or Connect
TheCatSite.com › Forums › General Forums › The Cat Lounge › Bastet in America?
New Posts  All Forums:Forum Nav:

Bastet in America?

post #1 of 12
Thread Starter 
I was visiting my daughter in Georgia and in talking to one of her friends, I discovered that there are groups still worshipping the Egyptian cat goddess, Bastet. I wonder if I should be concerned? This is kind of a creepy little girl that my daughter met during her live action role playing (larp) game. I am going to research this myself, just wondered if anyone knew anything about this or had any opinion. I had heard this mentioned when I was living in Kansas City, but never any details.
post #2 of 12
Another name for that goddess is Bast, and I think there's a spelling with a P also but I don't remember it. People who study and practice the ancient Egyptian religion are called Kemetic or sometimes reconstructionists, but lots of different ethnic groups are trying to reconstruct their folk beliefs, so that might not be too helpful.

There is a site I really enjoy called Beliefnet . They are a space where people of all different faiths can talk to each other or to others with the same beliefs. From their start page, choose "discussions" and scroll down to "faiths" then "reconstructionist". Kemetic is in the right hand column. You should be able to read what people are saying without joining. At least it is a place to start getting info.

PS. for Star Trek fans: Leonard Nimoy is on the cover page today
post #3 of 12
Bastet was Responsible For: Joy, Music, and Dancing! Also Health and Healing

Totemic Form: Cat

Bastet (also known as Bast) was the cat goddess, whose cult centered in Bubastis in the region of the Nile delta. It's small wonder so many dancers
are drawn to name their studios after Bastet or acquire artwork featuring her--she was the goddess of joy, music, and dancing! Rituals honoring
Bastet included light-hearted barge processions and orgiastic ceremonies. She also protected humans against contagious diseases and evil spirits.

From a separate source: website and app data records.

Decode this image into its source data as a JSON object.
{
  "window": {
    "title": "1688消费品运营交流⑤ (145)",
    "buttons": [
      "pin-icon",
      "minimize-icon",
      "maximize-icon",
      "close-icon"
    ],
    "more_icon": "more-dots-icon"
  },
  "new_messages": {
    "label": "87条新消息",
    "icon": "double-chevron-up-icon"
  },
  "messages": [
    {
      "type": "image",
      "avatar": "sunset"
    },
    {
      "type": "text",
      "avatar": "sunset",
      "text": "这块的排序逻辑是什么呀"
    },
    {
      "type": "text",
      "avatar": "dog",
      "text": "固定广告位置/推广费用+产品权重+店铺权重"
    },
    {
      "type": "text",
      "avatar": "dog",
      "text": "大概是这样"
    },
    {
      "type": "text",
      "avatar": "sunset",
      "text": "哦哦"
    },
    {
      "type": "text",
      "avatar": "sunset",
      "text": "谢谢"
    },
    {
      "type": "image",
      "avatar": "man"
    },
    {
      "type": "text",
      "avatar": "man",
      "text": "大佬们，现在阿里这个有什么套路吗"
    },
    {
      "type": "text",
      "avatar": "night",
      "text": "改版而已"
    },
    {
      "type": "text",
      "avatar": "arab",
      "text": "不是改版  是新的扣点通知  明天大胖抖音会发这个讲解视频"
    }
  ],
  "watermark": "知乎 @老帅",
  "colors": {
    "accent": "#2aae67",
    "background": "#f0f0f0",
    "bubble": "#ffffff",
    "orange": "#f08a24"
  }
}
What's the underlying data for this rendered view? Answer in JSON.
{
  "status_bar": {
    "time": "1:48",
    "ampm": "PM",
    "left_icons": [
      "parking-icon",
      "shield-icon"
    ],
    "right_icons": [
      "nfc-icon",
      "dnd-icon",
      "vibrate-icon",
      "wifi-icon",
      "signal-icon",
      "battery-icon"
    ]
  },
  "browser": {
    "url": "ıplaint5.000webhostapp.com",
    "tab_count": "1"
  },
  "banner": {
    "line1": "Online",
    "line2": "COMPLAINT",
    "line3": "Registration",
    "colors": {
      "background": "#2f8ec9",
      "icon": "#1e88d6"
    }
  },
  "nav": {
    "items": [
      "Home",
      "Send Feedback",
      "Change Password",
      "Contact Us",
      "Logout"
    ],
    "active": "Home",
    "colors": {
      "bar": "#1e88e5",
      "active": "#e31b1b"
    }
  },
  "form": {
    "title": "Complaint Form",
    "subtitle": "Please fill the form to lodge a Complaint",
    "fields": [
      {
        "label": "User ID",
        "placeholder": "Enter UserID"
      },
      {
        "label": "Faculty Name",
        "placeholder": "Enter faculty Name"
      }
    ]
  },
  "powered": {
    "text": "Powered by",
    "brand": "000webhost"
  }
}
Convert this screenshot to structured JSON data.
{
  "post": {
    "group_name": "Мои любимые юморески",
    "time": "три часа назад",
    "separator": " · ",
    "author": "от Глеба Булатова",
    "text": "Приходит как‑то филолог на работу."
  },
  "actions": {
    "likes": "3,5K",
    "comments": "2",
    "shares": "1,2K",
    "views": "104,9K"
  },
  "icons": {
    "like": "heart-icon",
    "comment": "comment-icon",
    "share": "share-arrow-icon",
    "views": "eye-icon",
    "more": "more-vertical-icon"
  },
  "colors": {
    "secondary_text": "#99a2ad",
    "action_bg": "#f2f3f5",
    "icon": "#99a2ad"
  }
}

Her cult can be traced back to about 3200 BC, and she became a national deity when Bubastis became the capital of Egypt in about 950 BC.

One legend said Bastet accompanied the sun god Ra's boat of a million years on its daily journey through the sky, and at night she fought Ra's
enemy, the serpent Apep. In art, Bastet is depicted as either a cat-headed woman carrying a sistrum and basket, or as a whole cat. Often, in either form, there are kittens at her feet.
post #4 of 12

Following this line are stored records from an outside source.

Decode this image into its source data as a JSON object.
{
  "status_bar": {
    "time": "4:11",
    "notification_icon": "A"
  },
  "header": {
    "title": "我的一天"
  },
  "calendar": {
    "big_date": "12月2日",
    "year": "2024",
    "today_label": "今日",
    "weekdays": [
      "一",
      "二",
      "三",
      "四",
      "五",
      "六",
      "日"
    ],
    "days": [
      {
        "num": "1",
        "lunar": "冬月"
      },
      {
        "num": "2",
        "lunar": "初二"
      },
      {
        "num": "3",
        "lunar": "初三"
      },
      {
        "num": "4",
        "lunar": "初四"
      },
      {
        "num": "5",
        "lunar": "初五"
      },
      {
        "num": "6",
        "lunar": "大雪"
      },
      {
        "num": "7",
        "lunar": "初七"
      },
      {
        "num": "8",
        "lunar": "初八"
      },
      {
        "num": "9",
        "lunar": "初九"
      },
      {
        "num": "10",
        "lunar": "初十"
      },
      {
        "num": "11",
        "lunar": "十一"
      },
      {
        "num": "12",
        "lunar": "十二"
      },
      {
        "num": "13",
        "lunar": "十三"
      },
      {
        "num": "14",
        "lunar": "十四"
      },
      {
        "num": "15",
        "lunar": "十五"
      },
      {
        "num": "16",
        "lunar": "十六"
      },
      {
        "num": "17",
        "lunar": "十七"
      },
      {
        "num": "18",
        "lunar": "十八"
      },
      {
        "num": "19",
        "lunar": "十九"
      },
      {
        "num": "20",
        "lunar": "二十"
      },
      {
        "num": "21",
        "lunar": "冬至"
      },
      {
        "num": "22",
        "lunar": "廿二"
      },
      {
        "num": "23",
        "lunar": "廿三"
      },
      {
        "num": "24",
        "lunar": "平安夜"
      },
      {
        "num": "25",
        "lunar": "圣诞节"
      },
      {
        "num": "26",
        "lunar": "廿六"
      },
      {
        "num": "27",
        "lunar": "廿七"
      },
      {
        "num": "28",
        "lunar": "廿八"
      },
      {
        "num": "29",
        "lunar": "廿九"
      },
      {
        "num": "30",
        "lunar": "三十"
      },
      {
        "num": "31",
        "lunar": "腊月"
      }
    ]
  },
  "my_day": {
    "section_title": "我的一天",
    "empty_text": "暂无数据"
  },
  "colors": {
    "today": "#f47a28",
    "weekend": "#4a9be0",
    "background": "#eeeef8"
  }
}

Yes, I've my own statue of Bast. She looks to the east from my living-room window.



P.S.: Ancient religious artifact, from pre-Christian Sámi culture in what's (erroneously) termed Lapland, shown below.
post #5 of 12
I have a sterling silver necklace-and-earring set, bought at the Luxor Hotel, in the shape of Bast. I'm not a worshipper but, I love the set!
post #6 of 12
I like these cats , I don't have any though
post #7 of 12
If this girl is into LARP it could just be her persona for the game and not her real religion...
post #8 of 12
Huh, I don't know much about Bastet, but I think it would be cool to have a little statue somewhere in my house of her, for my kitties to see.
post #9 of 12
I have several Bastet statues, one of which is in a place where the kitties go. They frequently go up to Her and headbump Her. It is very cute!
post #10 of 12
Prayer to Bast for a Sick Cat

"Great Lady of the Cats,
I call upon your sleek form to aid me.
Your child is ill here in my arms.
Come to us and bathe your child
with your tongue and heal her wounds.

Heal her nose and mouth,
so she may breathe and taste.
Heal her teeth and claws,
so she may hunt and eat.
Heal her eyes and ears,
so she may know the world.

Heal all those things that let her digest,
So she can grown healthy.
Heal her heart, lungs and legs,
so that she may travel on.

Heal her skin and fur,
so she may show beauty.
Heal her bones and joints,
so she can play again.
Heal her tongue,
so she can heal her sisters"

I found this on the net, and had to share it.
post #11 of 12
"As I lay me down to sleep
I pray to Bast my soul to keep,
I pray to Bast my soul to take,
And transport it to the sandy lands
Where my forbears worshipped were,
Where my ancient kin were much revered
And where the cat first learned to purr.

As I pad on velvet feet
I pray Bast will give me mice to eat,
And as I use my litter tray
I ask that she will find me play,
In her bright heaven where all cats,
Are stroked by Bast's most blessed hands,
And bask and gambol in her care,
Remembering Egypt's ancient sands.

As I knead upon your knees,
I hope that Bast is greatly pleased
To see her child at rest and play,
Fed and cared for every day,
And when I reach that glorious place
And gaze upon her feline face,
I'll ask that Bast will grant you grace
To join me in eternal play."

-- Anon.
post #12 of 12
Actually Kemetic is a very interesting and ancient religion and I personally do not believe there's anything within it to fear. It's no stranger than believing in some of the other religions we have on this planet.

There's also information on the pagan site at about.com on this religion. I found it one night looking for a different pagan religion.
New Posts  All Forums:Forum Nav:
  Return Home
  Back to Forum: The Cat Lounge
TheCatSite.com › Forums › General Forums › The Cat Lounge › Bastet in America?